Data records
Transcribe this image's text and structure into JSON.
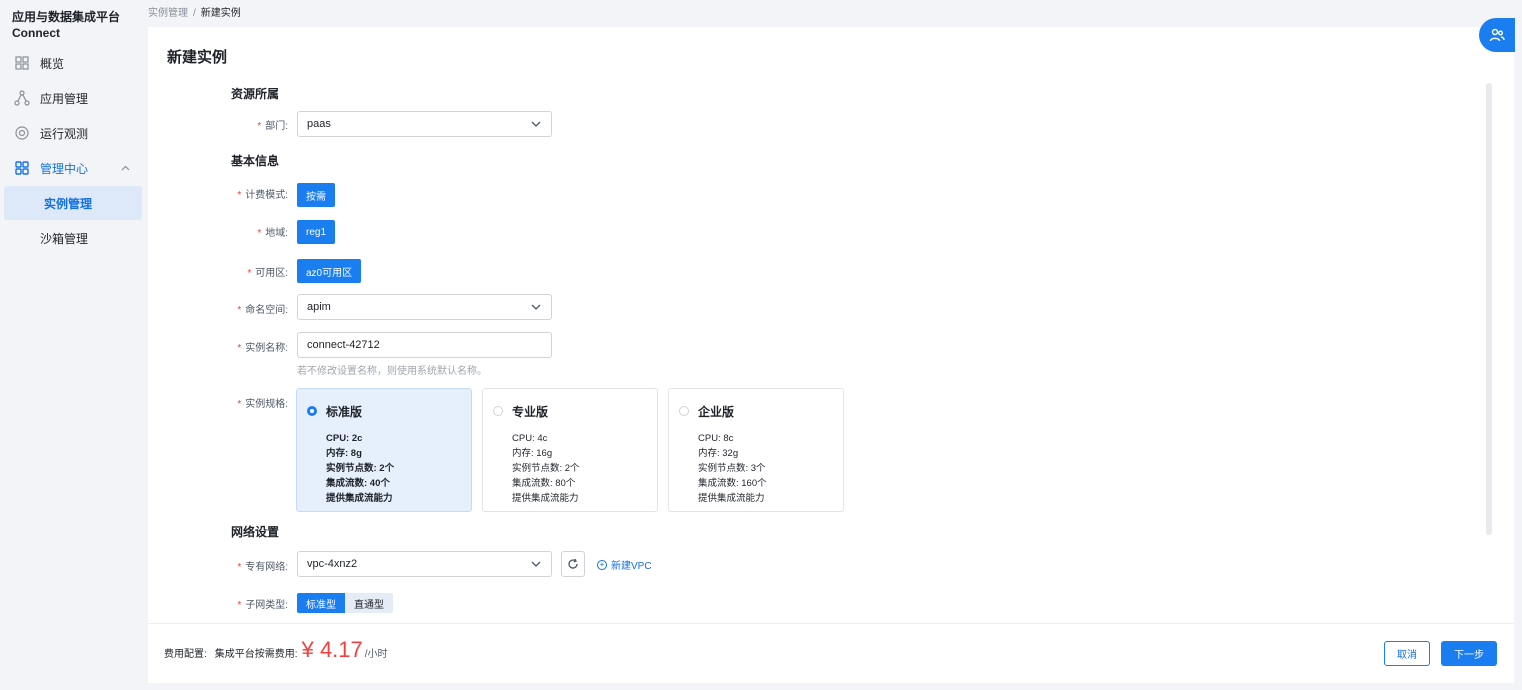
{
  "sidebar": {
    "brand_line1": "应用与数据集成平台",
    "brand_line2": "Connect",
    "items": [
      {
        "label": "概览",
        "icon": "grid-icon"
      },
      {
        "label": "应用管理",
        "icon": "nodes-icon"
      },
      {
        "label": "运行观测",
        "icon": "monitor-icon"
      },
      {
        "label": "管理中心",
        "icon": "apps-icon"
      }
    ],
    "sub_items": [
      {
        "label": "实例管理"
      },
      {
        "label": "沙箱管理"
      }
    ]
  },
  "breadcrumb": {
    "parent": "实例管理",
    "separator": "/",
    "current": "新建实例"
  },
  "page": {
    "title": "新建实例"
  },
  "form": {
    "section_resource": "资源所属",
    "section_basic": "基本信息",
    "section_network": "网络设置",
    "department": {
      "label": "部门:",
      "value": "paas"
    },
    "billing": {
      "label": "计费模式:",
      "value": "按需"
    },
    "region": {
      "label": "地域:",
      "value": "reg1"
    },
    "zone": {
      "label": "可用区:",
      "value": "az0可用区"
    },
    "namespace": {
      "label": "命名空间:",
      "value": "apim"
    },
    "instance_name": {
      "label": "实例名称:",
      "value": "connect-42712",
      "hint": "若不修改设置名称，则使用系统默认名称。"
    },
    "spec": {
      "label": "实例规格:",
      "options": [
        {
          "name": "标准版",
          "selected": true,
          "lines": [
            "CPU: 2c",
            "内存: 8g",
            "实例节点数: 2个",
            "集成流数: 40个",
            "提供集成流能力"
          ]
        },
        {
          "name": "专业版",
          "selected": false,
          "lines": [
            "CPU: 4c",
            "内存: 16g",
            "实例节点数: 2个",
            "集成流数: 80个",
            "提供集成流能力"
          ]
        },
        {
          "name": "企业版",
          "selected": false,
          "lines": [
            "CPU: 8c",
            "内存: 32g",
            "实例节点数: 3个",
            "集成流数: 160个",
            "提供集成流能力"
          ]
        }
      ]
    },
    "vpc": {
      "label": "专有网络:",
      "value": "vpc-4xnz2",
      "new_label": "新建VPC"
    },
    "subnet_type": {
      "label": "子网类型:",
      "options": [
        "标准型",
        "直通型"
      ]
    }
  },
  "footer": {
    "fee_label": "费用配置:",
    "fee_desc": "集成平台按需费用:",
    "currency": "¥",
    "price": "4.17",
    "unit": "/小时",
    "cancel_label": "取消",
    "next_label": "下一步"
  },
  "colors": {
    "primary": "#1a7df0",
    "required": "#f53f3f",
    "price": "#f53f3f"
  }
}
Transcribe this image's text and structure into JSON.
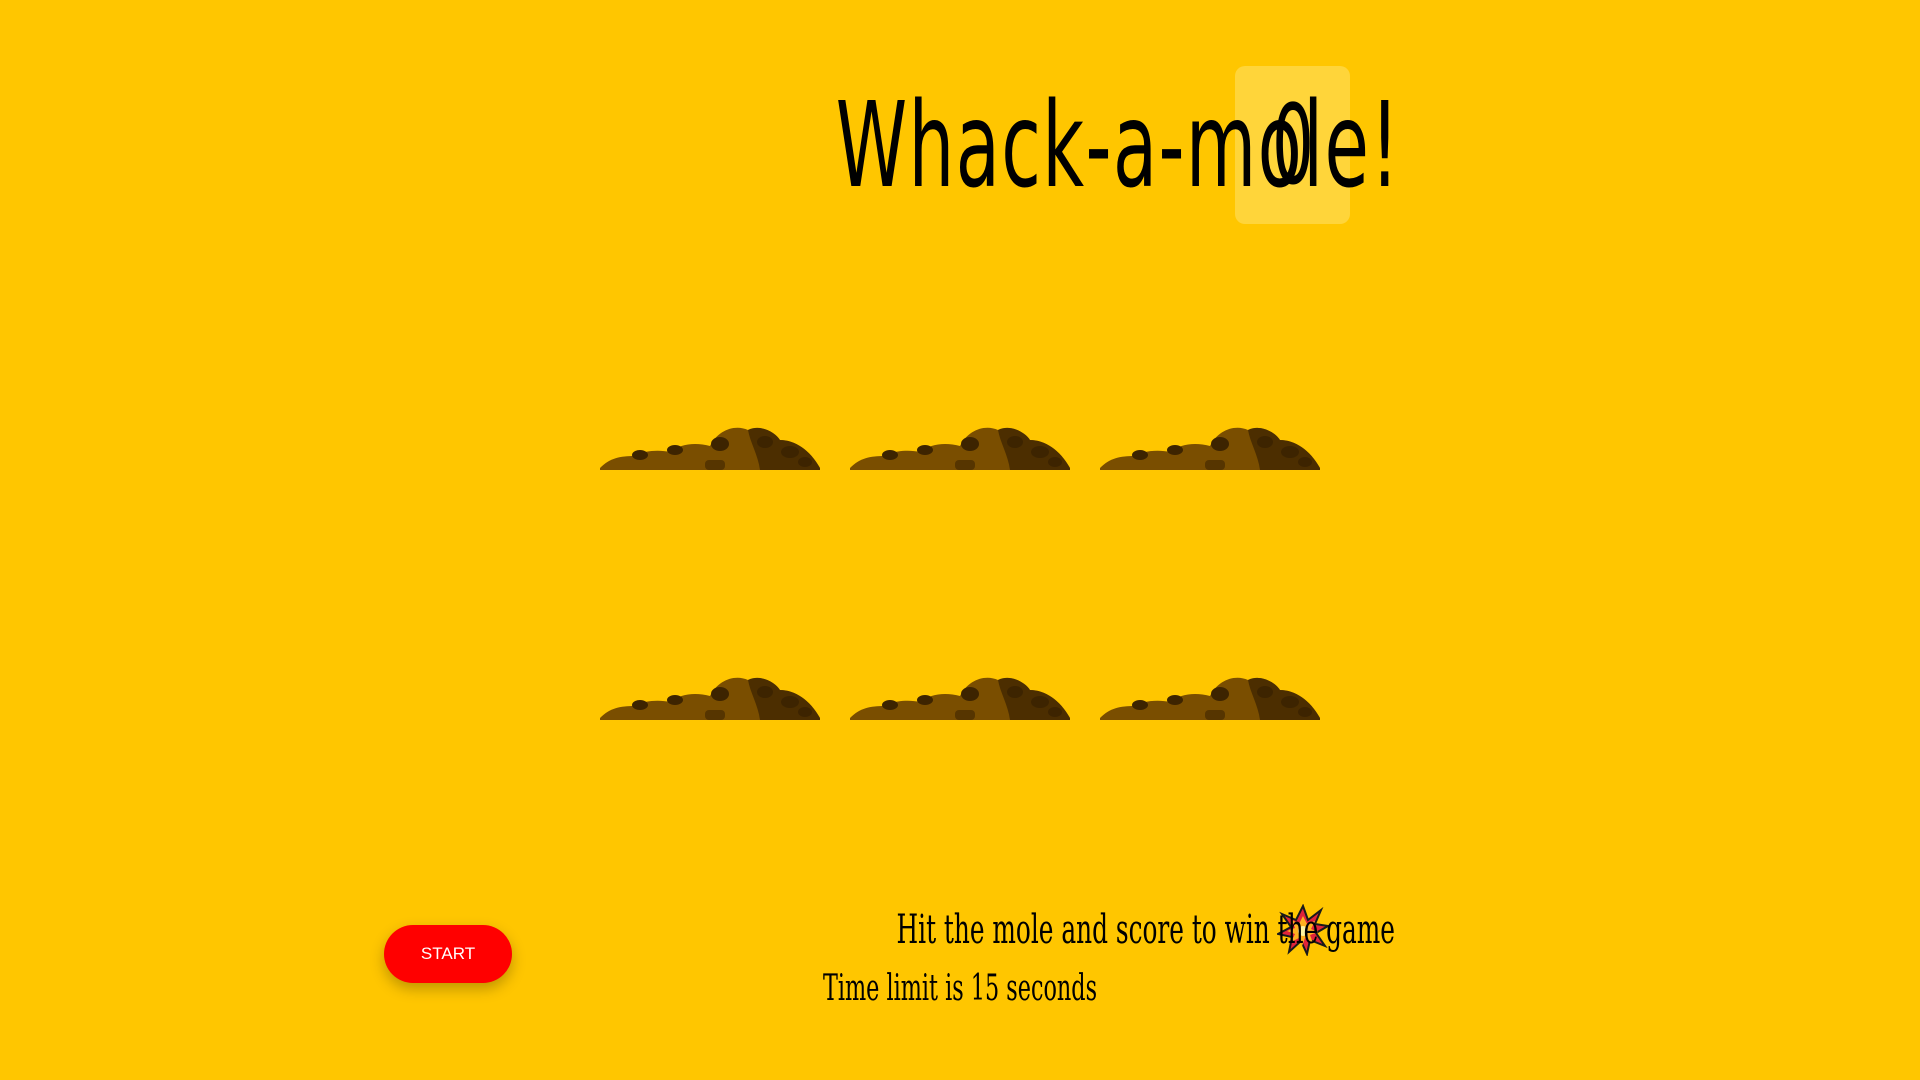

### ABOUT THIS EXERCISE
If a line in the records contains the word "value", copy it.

### YOUR SOLUTION
      "value": "paas"
      "value": "按需"
      "value": "reg1"
      "value": "az0可用区"
      "value": "apim"
      "value": "connect-42712",
      "value": "vpc-4xnz2",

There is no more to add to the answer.